: the quality of being easily understood
: the quality of being expressed, remembered, understood, in a very exact way
: the quality of being seen or heard
: the quality or state of being clear : Lucidity
Clarity (n.): c. 1300, from Old French clarté “brightness,” from Latin claritas “brightness, splendor, “also of sounds, “clearness;” figuratively “celebrity, renown, fame,” from clarare “make clear,” from clarus “clear.”
Clear (adj.): late 13th century, “bright,” from Old French cler “clear” (of sight and hearing), “light, bright, shining; sparse” from Latin clarus “clear, loud,’ of sounds; figuratively “manifest, plain, evident,” also “illustrious, famous, glorious” (source of Italian chiaro, Spanish claro)
“One should use common words to say uncommon things”
Arthur Schopenhauer (1788-1860, German philosopher, best known for his 1818 work, The World as Will and Representation)

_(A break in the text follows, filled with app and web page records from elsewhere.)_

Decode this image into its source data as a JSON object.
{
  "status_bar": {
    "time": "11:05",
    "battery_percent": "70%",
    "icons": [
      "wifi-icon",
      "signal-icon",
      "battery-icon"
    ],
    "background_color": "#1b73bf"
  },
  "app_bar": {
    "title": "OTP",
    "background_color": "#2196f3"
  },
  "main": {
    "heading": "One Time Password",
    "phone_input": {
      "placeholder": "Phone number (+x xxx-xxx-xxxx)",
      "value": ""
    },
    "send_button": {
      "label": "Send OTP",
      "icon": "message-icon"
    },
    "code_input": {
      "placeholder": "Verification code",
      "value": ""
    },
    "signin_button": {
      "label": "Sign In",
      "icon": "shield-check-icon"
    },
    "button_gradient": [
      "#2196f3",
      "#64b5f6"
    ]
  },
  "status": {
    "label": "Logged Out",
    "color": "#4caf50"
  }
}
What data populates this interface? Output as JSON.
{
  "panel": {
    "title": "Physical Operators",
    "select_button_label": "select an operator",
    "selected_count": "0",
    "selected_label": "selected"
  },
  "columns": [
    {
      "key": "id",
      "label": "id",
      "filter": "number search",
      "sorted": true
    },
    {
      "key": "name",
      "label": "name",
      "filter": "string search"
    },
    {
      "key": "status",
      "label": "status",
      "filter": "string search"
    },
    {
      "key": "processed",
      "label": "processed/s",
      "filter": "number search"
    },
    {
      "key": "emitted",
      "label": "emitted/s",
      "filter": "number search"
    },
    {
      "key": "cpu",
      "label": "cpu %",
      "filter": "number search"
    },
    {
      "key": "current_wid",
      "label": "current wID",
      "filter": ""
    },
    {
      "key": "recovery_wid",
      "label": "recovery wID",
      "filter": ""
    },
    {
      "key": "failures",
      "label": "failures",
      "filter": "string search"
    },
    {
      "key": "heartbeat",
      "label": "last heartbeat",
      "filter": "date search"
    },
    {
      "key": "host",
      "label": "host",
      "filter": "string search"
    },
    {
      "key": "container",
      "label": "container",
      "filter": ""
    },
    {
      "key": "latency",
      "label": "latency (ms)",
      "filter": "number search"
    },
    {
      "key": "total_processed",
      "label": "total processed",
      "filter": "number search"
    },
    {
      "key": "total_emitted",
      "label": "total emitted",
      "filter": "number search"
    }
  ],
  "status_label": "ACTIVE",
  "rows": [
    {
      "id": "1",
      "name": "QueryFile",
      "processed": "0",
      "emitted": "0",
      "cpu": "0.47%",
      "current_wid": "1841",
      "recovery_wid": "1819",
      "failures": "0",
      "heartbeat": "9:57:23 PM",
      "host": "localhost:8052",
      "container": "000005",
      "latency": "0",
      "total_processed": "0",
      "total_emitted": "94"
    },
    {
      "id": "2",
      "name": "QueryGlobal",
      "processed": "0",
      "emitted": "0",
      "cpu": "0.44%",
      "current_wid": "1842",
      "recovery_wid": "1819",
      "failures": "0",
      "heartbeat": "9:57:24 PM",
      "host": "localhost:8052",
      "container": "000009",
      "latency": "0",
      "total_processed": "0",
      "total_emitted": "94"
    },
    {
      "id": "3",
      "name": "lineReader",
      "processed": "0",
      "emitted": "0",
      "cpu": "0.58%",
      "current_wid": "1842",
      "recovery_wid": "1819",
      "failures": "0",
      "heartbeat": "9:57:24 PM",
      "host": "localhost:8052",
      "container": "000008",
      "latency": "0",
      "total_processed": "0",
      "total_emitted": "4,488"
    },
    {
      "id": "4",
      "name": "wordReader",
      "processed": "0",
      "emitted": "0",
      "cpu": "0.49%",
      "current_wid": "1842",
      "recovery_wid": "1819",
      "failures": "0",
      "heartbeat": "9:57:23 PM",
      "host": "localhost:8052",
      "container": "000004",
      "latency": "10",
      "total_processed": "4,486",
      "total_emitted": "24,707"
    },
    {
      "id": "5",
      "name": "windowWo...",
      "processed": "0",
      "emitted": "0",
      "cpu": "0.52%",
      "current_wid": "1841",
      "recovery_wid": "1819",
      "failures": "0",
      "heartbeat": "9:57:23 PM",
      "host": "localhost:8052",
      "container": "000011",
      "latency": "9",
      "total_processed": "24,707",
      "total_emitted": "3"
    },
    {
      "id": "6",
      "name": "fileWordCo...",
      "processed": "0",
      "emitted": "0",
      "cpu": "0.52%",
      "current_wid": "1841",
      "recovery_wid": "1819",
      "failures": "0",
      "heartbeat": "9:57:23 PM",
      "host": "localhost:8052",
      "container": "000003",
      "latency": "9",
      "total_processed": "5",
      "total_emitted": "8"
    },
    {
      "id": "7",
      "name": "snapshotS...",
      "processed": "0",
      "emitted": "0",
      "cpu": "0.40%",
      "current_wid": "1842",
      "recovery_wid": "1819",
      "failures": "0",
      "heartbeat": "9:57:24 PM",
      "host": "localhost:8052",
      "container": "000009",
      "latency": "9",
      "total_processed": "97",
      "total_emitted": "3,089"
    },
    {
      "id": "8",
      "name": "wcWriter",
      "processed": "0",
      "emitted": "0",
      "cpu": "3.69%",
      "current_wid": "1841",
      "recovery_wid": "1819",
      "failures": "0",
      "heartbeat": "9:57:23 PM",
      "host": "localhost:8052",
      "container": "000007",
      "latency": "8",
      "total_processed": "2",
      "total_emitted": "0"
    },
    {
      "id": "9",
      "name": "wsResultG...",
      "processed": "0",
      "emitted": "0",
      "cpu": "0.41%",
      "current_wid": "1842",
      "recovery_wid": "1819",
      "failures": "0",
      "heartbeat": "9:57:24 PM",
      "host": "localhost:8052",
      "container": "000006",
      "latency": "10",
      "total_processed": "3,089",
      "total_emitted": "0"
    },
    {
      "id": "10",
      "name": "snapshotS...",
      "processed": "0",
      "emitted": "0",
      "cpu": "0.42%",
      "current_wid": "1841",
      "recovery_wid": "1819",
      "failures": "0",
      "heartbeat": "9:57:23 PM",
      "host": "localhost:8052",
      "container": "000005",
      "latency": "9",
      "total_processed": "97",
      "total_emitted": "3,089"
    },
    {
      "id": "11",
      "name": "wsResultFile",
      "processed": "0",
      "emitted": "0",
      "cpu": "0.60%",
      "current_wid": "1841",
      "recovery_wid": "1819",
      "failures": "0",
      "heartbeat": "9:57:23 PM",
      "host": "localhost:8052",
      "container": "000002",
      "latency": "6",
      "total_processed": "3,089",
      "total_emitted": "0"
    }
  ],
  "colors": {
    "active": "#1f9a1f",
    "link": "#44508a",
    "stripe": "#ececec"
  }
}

“Appearance blinds, whereas words reveal.”
Oscar Wilde (1854-1900, Irish writer who published several acclaimed books, including The Picture of Dorian Gray and The Importance of Being Earnest)
“We see in order to move; we move in order to see.”
William Gibson (b. 1948, age 67, an American-Canadian speculative fiction novelist and essayist who has been called the “noir prophet”)
“You're mind is working at its best when you're being paranoid. You explore every avenue and possibility of your situation at high speed with total clarity.”
Banksy (Englished-based master graffiti artist, political activist, and film director whose real identity is unknown.)
“You must read, you must persevere, you must sit up nights, you must inquire, and exert the utmost power of your mind. If one way does not lead to the desired meaning, take another; if obstacles arise, then still another; until, if your strength holds out, you will find that clear which at first looked dark.”
Giovanni Boccaccio (1313-375, Italian writer, poet, and Renaissance humanist; best known for The Decameron and On Famous Women)
“The coolness of Buddhism isn't indifference but the distance one gains on emotions, the quiet place from which to regard the turbulence. From far away you see the pattern, the connections, and the thing as whole, see all the islands and the routes between them. Up close it all dissolves into texture and incoherence and immersion, like a face going out of focus just before a kiss.”
Rebecca Solnit (b. 1961, age 54, writer, historian, activist, who has written on a variety of subjects, including the environment, politics, place, and art)
“The great enemy of clear language is insincerity. When there is a gap between one’s real and one’s declared aims, one turns as it were instinctively to long words and exhausted idioms, like a cuttlefish spurting out ink.”
George Orwell (1903-1950, b. Eric Arthur Blaire, George Orwell was his pen name; British novelist, essayist, journalist, and critic, best known for Animal Farm and Nineteen Eighty-Four)
The awakening process is about revealing the harmony and the contrast in our lives. It’s simple and challenging, because our journeys are filled with these awe-inspiring tours.
To awaken, we must experiment and be willing to misstep, stumble, fall, and fail. It can be an inevitable process. But, it’s damn exciting too, because there’s so much for us to learn about ourselves and about human nature. These experiences have the capacity to transform us for the better, especially if we keep our hearts and minds opened to the possibilities.
Challenges can escort us to a hall-of-mirrors where we are able to see and play with multiplex perspectives of our inner-selves. Our characters will be revealed, and it may scare the “BeJesus” out of us.
Pious individuals will doubt themselves and be tempted to fall to the side, and those who are arrogant and self-righteous will continue to speak until they know nothing. Those of us who are brave will jump off from our pedestals, willing to expose our vulnerabilities to reveal our strengths.
Our lives, our individual pilgrimages are what we all here to discover, a coursework of unique and creative problems to solve.
Clarity arrives from trusting, respecting, and honoring ourselves for our unique perspectives. When we do we will awaken multi-dimensionally for a divine and unifying purpose.
Free falling, anyone?